It's a really good question, PTC. And one lots of people wonder about and try to deal with. So, let's give it some thought here.
SuperEgg's image of the different kinds of cookies is right on- we all have the right to show up in the world as whatever kind of cookie we are/want to be. And truth is, there's room for millions and millions of types of cookies in the world (all you have to do to see that is go online and put "cookies" into google! you'll see an almost infinite number of them come up).
It's also true that people have a variety of comfort levels with variety of cookies. At one end of the continuum are families that are way into all kinds, and easily accept into the fold any type that comes along. On the other end of the continuum are families that has a very specific image of "what a cookie should look like." And then, there is everything in between, in terms of being flexible about including/accepting a variety of cookie types.
Many, many of you guys that ended up with eating disorders and/or related things (as well as people who have ended up with all kinds of other difficulties- since being accepted as our own cookie type is CRUCIAL to healthy human/animal development) come from families/environments that are at the rigid/difficulty accepting a variety of cookie-types end of the continuum (as opposed to being somewhere in the middle- moderate). Families/environments where EDs develop tend to have rigid images of what people should be like, and this leads to you guys trying to make your cookie into exactly what you believe it "needs" or "should" be, instead of getting to simply hang out as whatever cookie type you happen to inherently be.
Here's a way we can work on a piece of this. I get how easy it is to say "I have to be perfect for (whoever)." The word sums up so many things and captures the feeling of how we believe we have to be in those relationships. Instead of leaving it at the "I have to be perfect" statement though, I've found it's helpful to try to be specific about what we mean when we say we have to be perfect. What being perfect means changes according to what relationship you are talking about at the moment.

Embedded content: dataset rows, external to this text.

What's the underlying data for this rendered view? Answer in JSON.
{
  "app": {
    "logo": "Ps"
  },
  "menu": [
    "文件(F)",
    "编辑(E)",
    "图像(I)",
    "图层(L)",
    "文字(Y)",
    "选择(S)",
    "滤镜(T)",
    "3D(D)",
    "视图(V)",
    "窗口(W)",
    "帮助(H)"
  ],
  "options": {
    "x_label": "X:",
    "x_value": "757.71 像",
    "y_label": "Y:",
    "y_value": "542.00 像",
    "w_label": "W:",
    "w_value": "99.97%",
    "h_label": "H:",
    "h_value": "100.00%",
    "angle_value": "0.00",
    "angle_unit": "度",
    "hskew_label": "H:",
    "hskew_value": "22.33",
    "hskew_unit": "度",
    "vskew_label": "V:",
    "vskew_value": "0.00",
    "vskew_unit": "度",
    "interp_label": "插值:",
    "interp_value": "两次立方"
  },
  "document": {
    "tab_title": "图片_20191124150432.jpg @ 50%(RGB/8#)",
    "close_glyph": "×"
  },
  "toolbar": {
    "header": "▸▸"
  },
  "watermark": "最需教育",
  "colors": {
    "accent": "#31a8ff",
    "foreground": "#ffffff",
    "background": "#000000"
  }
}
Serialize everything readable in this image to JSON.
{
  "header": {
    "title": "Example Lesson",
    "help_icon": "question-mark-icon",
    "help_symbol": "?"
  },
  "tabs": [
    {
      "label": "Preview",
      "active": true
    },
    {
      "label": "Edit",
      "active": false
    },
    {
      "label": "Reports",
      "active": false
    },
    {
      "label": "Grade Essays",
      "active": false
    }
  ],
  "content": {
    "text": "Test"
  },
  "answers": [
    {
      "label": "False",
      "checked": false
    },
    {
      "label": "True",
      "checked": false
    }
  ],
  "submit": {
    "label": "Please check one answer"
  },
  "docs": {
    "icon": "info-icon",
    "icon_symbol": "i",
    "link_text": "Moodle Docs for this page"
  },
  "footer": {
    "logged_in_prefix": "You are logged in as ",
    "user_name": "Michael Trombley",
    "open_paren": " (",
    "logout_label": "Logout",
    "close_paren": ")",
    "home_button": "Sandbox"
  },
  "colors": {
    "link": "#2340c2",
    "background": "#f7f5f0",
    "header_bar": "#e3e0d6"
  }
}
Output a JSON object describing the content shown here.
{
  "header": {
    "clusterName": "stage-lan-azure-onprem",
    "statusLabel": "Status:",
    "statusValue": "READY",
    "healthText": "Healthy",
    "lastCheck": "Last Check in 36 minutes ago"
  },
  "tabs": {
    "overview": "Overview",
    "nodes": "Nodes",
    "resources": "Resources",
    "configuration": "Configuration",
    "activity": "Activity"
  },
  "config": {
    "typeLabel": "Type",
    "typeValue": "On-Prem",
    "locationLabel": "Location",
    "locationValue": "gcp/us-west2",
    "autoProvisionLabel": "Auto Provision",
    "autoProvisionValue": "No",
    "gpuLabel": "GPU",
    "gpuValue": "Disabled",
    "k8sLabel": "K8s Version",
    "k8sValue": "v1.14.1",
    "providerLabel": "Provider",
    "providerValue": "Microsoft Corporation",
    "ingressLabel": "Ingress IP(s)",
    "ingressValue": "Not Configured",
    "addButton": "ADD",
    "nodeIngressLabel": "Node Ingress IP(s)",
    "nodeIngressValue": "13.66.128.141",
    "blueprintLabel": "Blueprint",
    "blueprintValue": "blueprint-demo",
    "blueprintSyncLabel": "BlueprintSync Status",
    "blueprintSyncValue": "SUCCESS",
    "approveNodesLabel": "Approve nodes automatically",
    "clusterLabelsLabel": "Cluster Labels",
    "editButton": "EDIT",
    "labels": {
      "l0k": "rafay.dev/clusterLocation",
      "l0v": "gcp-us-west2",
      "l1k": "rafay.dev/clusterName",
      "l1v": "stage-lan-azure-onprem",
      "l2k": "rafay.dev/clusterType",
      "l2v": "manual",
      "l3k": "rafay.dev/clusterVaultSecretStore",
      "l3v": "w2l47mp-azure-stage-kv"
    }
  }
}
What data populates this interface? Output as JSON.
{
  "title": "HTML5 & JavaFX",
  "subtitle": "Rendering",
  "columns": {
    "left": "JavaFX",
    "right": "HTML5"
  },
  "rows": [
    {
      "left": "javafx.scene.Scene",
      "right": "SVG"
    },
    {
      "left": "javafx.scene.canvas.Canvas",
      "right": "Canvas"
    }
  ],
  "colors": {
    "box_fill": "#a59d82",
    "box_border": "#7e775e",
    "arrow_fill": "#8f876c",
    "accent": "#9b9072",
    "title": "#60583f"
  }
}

For instance, I work with a young woman who lives with her family. This family is moderate in a political sense, they're not into physical appearance (parents couldn't care less if their daughter had the body shape of a kangaroo as long as she was healthy and happy about her body), and they don't have strict rules for things like curfews. They are, however, very rigid about they're religious beliefs. The daughter wants to explore religions; she's sure she is religious, but isn't sure exactly how that looks for her. She thinks she probably will end up in the same religion as her folks because that faith makes a lot of sense to her, but she wants to have the freedom to explore. In her family, being the perfect cookie requires her to have exactly the same faith and level of faith her parents have, and to not have questions about that faith.
In another family I work with religion isn't a controversial issue at all. Everyone shares the same beliefs and no one has any opposition to anyone exploring religions. In this family though, physical appearance and "social etiquette" are everything. Everyone, including the parents, looks like something out of a Barbie ad. In this family, the "right kind of cookie" to be is "blond, tall, thin, and artificial looking, and to act deferential and always polite in public."
And in yet another family, political affiliation determines whether the children are "behaving properly" in the world. No one is "allowed" to have differing political thoughts or beliefs (or even questions about differing beliefs or thoughts).
You can see that each family has different ideas of what constitutes a kid "behaving perfectly." It's important and helpful to be specific about how this manifests in your particular family or environment (and remember, I love families and this isn't AT ALL about blaming- it's about understanding how we have been shaped by our environment so we can make choices about what works and what we'd like to change. My experience is that parents in families where there is rigidity of one kind or another aren't having any fun either! They are often trapped in beliefs they don't even realize they have, or don't realize they have any choice about continuing with or changing).
In general, it's not every single thing that environments "require" us to be perfect about. It's a few, carefully selected things, "chosen" based on a family's or environment's or culture's values (or the values they think they should have!). As we get clearer about which things it is in each of our environments/families we can begin to make decisions about what to do with this information... remember, Step A, then Step B... let's do Step A first- what is real. This little project could be done as a list :) "Ways my family/environment thinks I should be"